“You wouldn’t really normally classify it as a do-or-die battle,” Joyce told RTÉ Sport, “but the progress Tipperary have made in the football since they won the minor championship a couple of years ago has been astonishing.
“This year, they’ve been really in good form, in fairness to them, and probably should have beaten Cork in the Munster semi-final.
“They’re coming with a group of players that look like they’re going to break the line some time in Munster, and probably hit up an All-Ireland series.”
“Galway –Tipperary over the years wouldn’t have caused too much trouble for Galway, but the fact that Tipperary have improved, and Galway haven’t really hit the high levels in the last few years, makes the game kind of 50-50 on Saturday.”

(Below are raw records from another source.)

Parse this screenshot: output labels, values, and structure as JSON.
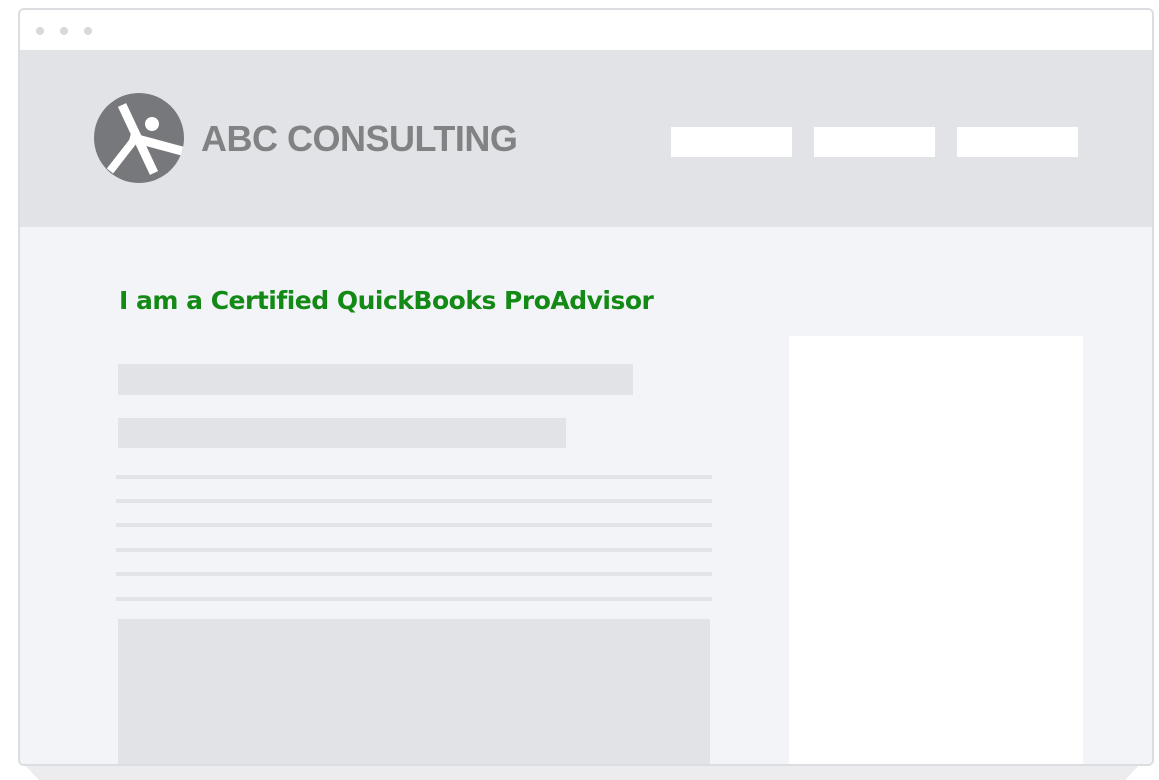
{
  "header": {
    "brand_name": "ABC CONSULTING",
    "logo_icon": "runner-in-circle-icon",
    "nav_items": [
      "",
      "",
      ""
    ]
  },
  "main": {
    "headline": "I am a Certified QuickBooks ProAdvisor"
  },
  "colors": {
    "headline_green": "#138a16",
    "brand_gray": "#808284",
    "header_bg": "#e2e3e6",
    "page_bg": "#f3f4f7"
  }
}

Although he ultimately tipped Galway “to get over the line, just about”, Joyce said questions would be asked of Galway boss Alan Mulholland if the Westerners should exit the championship on Saturday.
“When Alan Mulholland took over the set-up in Galway, he had to get the job at the time; he had unrivalled underage success with Galway, an Under-21 title and a minor title.
"And then obviously he had to get rid of the older fellas like myself... it wasn’t easy for him to him to do... he has the players now involved that he wants involved.”
Joyce said that Mulholland had been planning for the longer term, when younger players were developed, and suggested that it was now time for these players to follow through on this.
“Alan has what he has in the county, and what he wants, and if he doesn’t succeed on Saturday evening, questions will be [asked].”
Joyce said it was difficult to gauge where Galway were at on the basis of their championship results this year.
“While Galway lost the Connacht final, it would have been seen as progress to get to the Connacht final, because they have been there in a couple of years. [But then,] the performance on the day, obviously, in Mayo, left a lot of work to be done.”
Joyce described the goals Galway conceded that day as “underage concession” and said that they had failed to deal with a predictably strong Mayo half-back line.
He did identify some positives from the game, citing the 16 points they scored, but suggested that Galway had failed to move with the times in adopting or dealing with the advent of the blanket defence.
“We’re grand going forward, but we don’t seem to cover the lines going back. We left our full-back line a little bit exposed in Mayo. We’re not a million miles away from being a decent team, as such, but we have a few bits to cover.”